jeconomist Wrote: Nov 22, 2012 8:12 AM
The article misstates the impact of the fiscal cliff on entitlements. The problem isn't that taxes were cut. The problem is that all entitlement taxes are driven on jobs. As taxes rise and spending falls, it is jobs that are lost. That is a major problem for Social Security, and the people who believe that the system can pay full benefits until 2033.
Stan306 Wrote: Nov 22, 2012 9:59 AM
I have about 10 to 15 years before retirement. I believe that they will begin to pro-rate the SS benefits based on income more and more. By the time I retire - if I have been able to find some way to provide for myself even marginally... there will be no SS benefits for me.
Mike14760 Wrote: Nov 22, 2012 9:52 AM
Taking money from the private sector in taxes and giving it to government does not work. Government is very inefficient. The most effcient use of moneyis by the people who earn it. Business makes wealth, Government destroys wealth. Not every problem can be fixed by government. We need a low flat rate tax of say 11 or 12% with no deductions and a 12% flat rate corporate tax. We also need to get rid of intrusive regulations.
The coming fiscal cliff's mix of tax hikes and spending cuts are projected to seriously hamper economic growth over the next two years, and Congressional leaders would be wise to negotiate fixes for the problems. One of the more popular potential fixes, however, is only going to hasten the coming entitlement crisis by worsening the finances of Social Security.
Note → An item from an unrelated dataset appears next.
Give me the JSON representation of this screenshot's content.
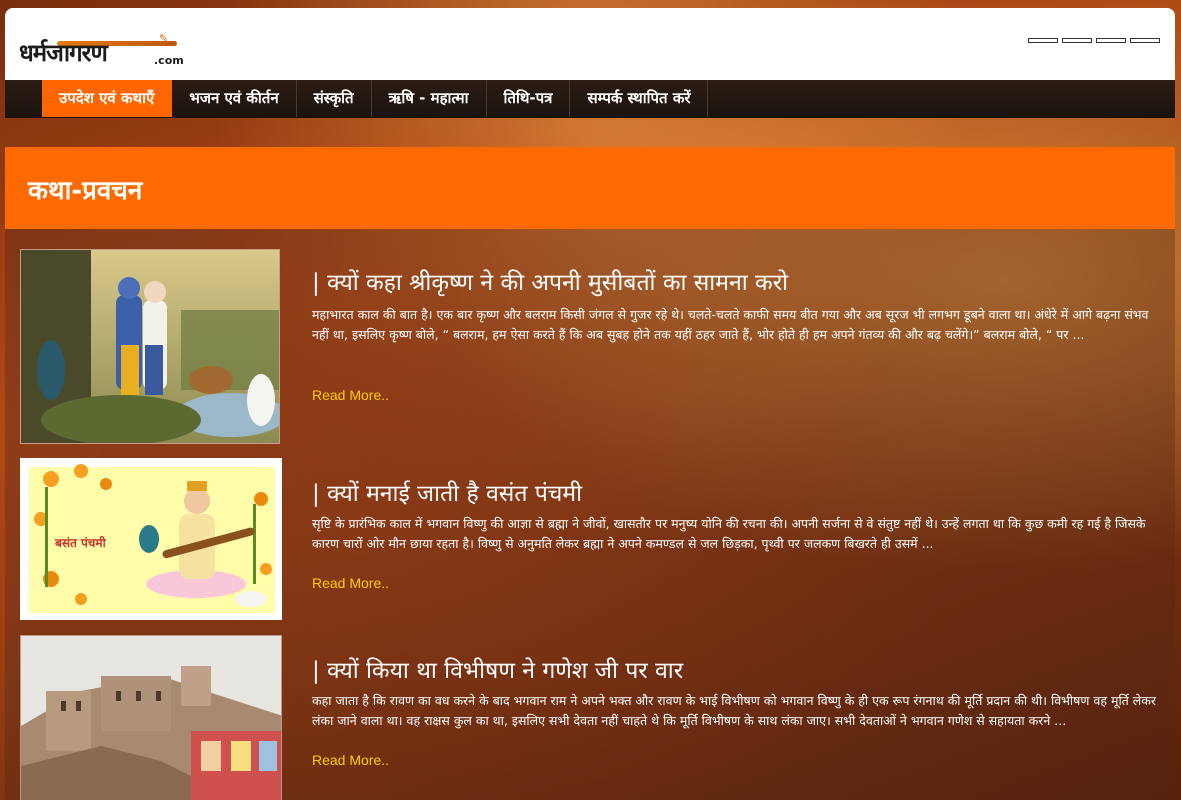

A one-year extension of the employee-side payroll tax cut was passed in December of 2011. It's scheduled to lapse along with the other fiscal cliff policies in 2012. This is a particularly popular tax cut because it goes by and large...